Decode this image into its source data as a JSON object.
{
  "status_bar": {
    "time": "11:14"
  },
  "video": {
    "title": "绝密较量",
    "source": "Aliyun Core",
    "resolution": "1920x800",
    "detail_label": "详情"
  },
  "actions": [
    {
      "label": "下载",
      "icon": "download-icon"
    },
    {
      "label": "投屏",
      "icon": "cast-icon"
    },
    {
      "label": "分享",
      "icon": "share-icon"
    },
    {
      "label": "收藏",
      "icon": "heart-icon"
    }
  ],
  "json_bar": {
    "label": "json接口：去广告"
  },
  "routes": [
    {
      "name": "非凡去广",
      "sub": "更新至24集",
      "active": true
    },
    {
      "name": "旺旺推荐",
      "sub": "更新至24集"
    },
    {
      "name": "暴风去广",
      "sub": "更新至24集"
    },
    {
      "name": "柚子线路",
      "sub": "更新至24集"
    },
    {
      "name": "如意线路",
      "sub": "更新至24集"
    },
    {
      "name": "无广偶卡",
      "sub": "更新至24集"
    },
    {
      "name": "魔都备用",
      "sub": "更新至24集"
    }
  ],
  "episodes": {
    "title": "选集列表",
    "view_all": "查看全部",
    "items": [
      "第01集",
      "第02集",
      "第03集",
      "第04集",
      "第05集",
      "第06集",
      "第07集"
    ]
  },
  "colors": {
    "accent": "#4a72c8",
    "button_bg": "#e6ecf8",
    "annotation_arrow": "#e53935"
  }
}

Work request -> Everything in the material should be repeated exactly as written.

Result of the task ->
Decode this image into its source data as a JSON object.
{
  "status_bar": {
    "time": "11:14"
  },
  "video": {
    "title": "绝密较量",
    "source": "Aliyun Core",
    "resolution": "1920x800",
    "detail_label": "详情"
  },
  "actions": [
    {
      "label": "下载",
      "icon": "download-icon"
    },
    {
      "label": "投屏",
      "icon": "cast-icon"
    },
    {
      "label": "分享",
      "icon": "share-icon"
    },
    {
      "label": "收藏",
      "icon": "heart-icon"
    }
  ],
  "json_bar": {
    "label": "json接口：去广告"
  },
  "routes": [
    {
      "name": "非凡去广",
      "sub": "更新至24集",
      "active": true
    },
    {
      "name": "旺旺推荐",
      "sub": "更新至24集"
    },
    {
      "name": "暴风去广",
      "sub": "更新至24集"
    },
    {
      "name": "柚子线路",
      "sub": "更新至24集"
    },
    {
      "name": "如意线路",
      "sub": "更新至24集"
    },
    {
      "name": "无广偶卡",
      "sub": "更新至24集"
    },
    {
      "name": "魔都备用",
      "sub": "更新至24集"
    }
  ],
  "episodes": {
    "title": "选集列表",
    "view_all": "查看全部",
    "items": [
      "第01集",
      "第02集",
      "第03集",
      "第04集",
      "第05集",
      "第06集",
      "第07集"
    ]
  },
  "colors": {
    "accent": "#4a72c8",
    "button_bg": "#e6ecf8",
    "annotation_arrow": "#e53935"
  }
}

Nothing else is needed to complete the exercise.